When a module become standard, that attitude changes somewhat.
But that's a really bad reason to make something part of the standard distribution. Then you'd put thousands of tiny little module into the standard distribution.
When does a module qualify as a standard module for you?
IMO, the only modules that should be part of the standard distributions are modules that:
- Have a tight integration with the perl core. (strict, IO::*, Unicode stuff, B::*, etc).
- Are necessary (or useful) to download and install other modules (CPAN, ExtUtils::*, etc).
- Anything that's needed to make Perl "Perl": Exporter, Carp, English, etc.
So, IMO, many modules already part of the core shouldn't be there: Benchmark
, etc. Anything that lives, or can live, independently on CPAN doesn't need to be in the main Perl distribution.

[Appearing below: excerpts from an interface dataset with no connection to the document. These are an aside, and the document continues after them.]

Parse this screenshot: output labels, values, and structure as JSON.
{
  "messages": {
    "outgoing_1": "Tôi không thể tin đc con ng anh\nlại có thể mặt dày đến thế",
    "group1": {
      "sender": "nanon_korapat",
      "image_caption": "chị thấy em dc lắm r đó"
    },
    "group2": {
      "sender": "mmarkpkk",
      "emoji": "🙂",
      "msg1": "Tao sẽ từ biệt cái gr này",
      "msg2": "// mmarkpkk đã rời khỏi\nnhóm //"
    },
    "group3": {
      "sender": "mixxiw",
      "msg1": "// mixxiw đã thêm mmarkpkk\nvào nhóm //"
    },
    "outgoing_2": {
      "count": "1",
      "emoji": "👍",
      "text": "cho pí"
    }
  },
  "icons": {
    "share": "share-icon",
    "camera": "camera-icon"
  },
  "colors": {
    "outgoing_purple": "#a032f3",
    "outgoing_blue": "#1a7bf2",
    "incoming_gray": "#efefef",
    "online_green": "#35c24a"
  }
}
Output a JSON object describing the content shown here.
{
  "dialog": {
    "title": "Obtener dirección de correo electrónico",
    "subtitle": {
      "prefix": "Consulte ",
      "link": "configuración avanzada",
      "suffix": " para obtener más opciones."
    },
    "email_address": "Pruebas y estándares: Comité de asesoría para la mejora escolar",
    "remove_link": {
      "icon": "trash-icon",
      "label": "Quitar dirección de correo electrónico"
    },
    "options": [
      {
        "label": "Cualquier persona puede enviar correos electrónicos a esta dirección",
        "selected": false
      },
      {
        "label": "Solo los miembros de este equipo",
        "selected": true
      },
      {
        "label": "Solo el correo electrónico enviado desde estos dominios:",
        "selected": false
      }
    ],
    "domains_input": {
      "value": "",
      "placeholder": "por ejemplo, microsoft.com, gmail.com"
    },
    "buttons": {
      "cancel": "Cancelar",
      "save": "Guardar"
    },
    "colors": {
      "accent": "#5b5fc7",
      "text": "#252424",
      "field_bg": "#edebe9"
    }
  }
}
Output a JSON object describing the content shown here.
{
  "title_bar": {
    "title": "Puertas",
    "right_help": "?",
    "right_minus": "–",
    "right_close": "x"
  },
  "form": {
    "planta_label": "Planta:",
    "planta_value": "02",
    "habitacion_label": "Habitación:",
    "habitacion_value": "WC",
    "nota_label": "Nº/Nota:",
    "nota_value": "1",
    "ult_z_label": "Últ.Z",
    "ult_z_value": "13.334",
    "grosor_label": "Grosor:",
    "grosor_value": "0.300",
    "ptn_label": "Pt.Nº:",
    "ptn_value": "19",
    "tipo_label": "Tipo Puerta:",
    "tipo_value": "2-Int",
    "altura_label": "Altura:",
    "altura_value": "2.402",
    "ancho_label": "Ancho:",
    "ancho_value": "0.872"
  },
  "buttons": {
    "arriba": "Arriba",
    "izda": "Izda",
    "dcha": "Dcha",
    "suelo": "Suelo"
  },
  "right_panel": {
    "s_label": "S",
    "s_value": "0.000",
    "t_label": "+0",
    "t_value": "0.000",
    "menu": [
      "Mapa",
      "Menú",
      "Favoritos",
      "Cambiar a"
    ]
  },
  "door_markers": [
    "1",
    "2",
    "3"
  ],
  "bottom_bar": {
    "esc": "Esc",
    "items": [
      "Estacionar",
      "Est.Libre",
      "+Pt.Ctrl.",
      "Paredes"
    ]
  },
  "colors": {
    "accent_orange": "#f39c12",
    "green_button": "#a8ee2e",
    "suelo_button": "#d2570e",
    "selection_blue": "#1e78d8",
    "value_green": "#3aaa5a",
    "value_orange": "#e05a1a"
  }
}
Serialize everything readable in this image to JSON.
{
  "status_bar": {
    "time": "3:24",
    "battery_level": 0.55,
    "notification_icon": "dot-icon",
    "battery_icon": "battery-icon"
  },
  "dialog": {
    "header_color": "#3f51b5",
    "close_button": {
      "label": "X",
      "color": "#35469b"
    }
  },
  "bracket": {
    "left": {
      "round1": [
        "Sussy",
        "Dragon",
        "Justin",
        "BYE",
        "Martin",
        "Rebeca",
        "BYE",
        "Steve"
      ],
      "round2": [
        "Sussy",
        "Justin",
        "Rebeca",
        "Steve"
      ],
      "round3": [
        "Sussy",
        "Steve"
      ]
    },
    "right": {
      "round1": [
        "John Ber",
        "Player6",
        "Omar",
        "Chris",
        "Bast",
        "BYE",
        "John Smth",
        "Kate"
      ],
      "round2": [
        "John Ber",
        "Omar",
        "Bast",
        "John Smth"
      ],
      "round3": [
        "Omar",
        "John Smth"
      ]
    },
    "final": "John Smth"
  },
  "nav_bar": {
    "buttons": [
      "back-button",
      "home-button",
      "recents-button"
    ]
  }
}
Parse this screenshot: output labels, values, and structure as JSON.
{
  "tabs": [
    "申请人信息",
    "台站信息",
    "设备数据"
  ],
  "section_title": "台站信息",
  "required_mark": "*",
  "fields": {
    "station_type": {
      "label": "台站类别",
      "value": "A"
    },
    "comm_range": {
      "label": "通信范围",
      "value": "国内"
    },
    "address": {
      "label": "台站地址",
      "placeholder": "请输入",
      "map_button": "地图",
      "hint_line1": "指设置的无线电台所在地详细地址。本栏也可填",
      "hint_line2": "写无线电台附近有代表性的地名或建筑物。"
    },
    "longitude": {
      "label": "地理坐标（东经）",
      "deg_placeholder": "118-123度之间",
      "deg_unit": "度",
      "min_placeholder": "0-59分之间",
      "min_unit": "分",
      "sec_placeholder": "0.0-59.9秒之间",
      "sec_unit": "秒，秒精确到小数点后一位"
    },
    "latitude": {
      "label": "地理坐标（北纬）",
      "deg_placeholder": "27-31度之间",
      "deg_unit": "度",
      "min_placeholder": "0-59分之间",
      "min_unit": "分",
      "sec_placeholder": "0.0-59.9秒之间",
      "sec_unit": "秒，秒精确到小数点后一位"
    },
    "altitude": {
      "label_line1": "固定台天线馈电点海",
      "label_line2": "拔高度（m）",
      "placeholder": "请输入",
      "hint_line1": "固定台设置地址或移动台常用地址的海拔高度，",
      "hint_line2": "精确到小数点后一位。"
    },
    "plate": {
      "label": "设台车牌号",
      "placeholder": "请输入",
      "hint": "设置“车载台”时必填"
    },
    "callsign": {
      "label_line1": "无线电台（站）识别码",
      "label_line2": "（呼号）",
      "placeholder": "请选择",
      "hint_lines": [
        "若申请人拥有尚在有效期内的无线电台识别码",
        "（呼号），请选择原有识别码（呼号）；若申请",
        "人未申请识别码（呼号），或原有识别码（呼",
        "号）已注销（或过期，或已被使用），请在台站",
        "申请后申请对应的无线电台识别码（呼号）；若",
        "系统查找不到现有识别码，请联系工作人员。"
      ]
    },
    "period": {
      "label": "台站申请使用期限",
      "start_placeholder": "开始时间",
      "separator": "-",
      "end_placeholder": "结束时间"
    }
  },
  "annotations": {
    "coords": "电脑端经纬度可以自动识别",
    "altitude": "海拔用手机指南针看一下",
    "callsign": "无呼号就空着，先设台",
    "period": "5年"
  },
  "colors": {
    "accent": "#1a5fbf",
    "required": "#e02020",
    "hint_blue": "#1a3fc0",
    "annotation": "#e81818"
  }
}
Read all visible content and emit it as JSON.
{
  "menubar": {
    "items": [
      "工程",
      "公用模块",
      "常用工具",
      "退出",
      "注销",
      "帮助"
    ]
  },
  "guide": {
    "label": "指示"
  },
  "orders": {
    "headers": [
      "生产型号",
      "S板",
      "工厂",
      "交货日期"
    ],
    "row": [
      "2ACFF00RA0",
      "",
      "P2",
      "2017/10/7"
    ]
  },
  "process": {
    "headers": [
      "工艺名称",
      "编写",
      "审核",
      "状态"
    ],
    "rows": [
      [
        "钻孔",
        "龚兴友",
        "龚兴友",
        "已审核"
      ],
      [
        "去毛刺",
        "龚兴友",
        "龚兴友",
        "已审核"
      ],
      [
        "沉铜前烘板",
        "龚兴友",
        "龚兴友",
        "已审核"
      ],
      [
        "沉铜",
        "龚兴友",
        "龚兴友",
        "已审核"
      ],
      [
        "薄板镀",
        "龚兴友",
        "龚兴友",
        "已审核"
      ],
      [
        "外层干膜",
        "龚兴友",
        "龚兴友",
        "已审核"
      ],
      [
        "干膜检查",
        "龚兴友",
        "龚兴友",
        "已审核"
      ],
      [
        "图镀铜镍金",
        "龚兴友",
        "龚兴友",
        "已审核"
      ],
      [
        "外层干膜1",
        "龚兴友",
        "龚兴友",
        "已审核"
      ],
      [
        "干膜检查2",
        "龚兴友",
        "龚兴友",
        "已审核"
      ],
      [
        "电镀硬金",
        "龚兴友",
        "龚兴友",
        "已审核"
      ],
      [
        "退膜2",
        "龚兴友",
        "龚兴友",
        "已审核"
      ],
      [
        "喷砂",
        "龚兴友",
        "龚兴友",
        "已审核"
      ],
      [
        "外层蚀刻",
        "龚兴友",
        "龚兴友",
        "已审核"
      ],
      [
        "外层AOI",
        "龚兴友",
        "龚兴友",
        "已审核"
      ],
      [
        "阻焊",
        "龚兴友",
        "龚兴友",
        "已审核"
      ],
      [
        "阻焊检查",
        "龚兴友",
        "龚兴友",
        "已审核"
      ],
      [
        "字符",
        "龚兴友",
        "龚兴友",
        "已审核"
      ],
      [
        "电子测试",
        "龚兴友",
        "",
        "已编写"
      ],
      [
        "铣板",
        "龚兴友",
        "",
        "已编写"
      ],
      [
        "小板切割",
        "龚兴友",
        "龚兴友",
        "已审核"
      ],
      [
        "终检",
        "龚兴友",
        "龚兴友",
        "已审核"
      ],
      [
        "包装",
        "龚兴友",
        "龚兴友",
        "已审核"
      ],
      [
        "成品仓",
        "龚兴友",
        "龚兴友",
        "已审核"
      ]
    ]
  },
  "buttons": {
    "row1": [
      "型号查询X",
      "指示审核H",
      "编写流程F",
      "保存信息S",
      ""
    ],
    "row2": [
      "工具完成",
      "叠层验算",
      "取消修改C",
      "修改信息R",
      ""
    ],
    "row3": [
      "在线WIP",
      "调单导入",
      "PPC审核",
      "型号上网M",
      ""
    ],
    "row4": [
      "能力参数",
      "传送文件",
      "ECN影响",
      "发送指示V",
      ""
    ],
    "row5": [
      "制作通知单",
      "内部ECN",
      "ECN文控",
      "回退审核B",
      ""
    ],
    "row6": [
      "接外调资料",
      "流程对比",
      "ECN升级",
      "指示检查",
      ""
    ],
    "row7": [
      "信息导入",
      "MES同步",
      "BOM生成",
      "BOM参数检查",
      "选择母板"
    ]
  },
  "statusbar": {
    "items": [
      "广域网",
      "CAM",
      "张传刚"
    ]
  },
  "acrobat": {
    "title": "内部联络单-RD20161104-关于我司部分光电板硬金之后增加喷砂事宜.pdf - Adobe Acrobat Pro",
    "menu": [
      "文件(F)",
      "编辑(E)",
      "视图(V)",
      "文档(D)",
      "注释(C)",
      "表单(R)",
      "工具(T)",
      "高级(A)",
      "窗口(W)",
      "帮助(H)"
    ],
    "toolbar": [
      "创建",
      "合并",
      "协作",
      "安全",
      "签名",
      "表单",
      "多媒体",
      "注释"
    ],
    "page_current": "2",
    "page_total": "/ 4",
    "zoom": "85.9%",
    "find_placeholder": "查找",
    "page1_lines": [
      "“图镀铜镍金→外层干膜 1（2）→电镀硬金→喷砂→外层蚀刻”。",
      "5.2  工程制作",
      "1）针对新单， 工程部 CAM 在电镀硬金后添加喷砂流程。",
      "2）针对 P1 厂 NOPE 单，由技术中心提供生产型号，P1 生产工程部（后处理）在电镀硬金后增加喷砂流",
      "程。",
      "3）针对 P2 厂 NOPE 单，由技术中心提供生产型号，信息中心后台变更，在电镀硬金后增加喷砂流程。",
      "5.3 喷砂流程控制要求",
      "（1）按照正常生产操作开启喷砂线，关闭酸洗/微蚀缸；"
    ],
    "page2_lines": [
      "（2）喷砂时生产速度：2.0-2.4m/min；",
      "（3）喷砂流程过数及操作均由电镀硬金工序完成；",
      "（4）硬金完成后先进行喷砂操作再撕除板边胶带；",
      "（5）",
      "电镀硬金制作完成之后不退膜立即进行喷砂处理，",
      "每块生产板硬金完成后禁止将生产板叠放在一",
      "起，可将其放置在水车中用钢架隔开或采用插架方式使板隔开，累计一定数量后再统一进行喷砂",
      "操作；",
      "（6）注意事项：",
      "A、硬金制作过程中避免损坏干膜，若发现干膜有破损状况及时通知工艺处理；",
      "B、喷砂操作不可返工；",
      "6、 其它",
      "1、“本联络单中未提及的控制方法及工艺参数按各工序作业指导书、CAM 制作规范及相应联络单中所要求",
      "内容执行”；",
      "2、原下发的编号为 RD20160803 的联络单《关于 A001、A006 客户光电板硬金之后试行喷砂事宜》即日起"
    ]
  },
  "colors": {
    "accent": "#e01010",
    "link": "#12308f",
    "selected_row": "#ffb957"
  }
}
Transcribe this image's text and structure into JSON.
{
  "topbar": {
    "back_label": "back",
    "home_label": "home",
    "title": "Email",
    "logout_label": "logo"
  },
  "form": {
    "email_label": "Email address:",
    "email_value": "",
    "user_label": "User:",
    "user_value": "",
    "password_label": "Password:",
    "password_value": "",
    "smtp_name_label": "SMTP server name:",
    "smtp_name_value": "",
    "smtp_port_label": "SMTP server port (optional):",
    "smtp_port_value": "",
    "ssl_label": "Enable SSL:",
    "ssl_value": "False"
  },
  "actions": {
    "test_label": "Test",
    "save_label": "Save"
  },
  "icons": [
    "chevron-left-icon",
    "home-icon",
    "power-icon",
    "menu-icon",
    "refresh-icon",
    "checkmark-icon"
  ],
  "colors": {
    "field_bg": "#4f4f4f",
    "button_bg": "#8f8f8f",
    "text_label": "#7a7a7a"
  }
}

Note that I'm not advocating to remove any module from the core. I'm only saying that mistakes from the past shouldn't be repeated.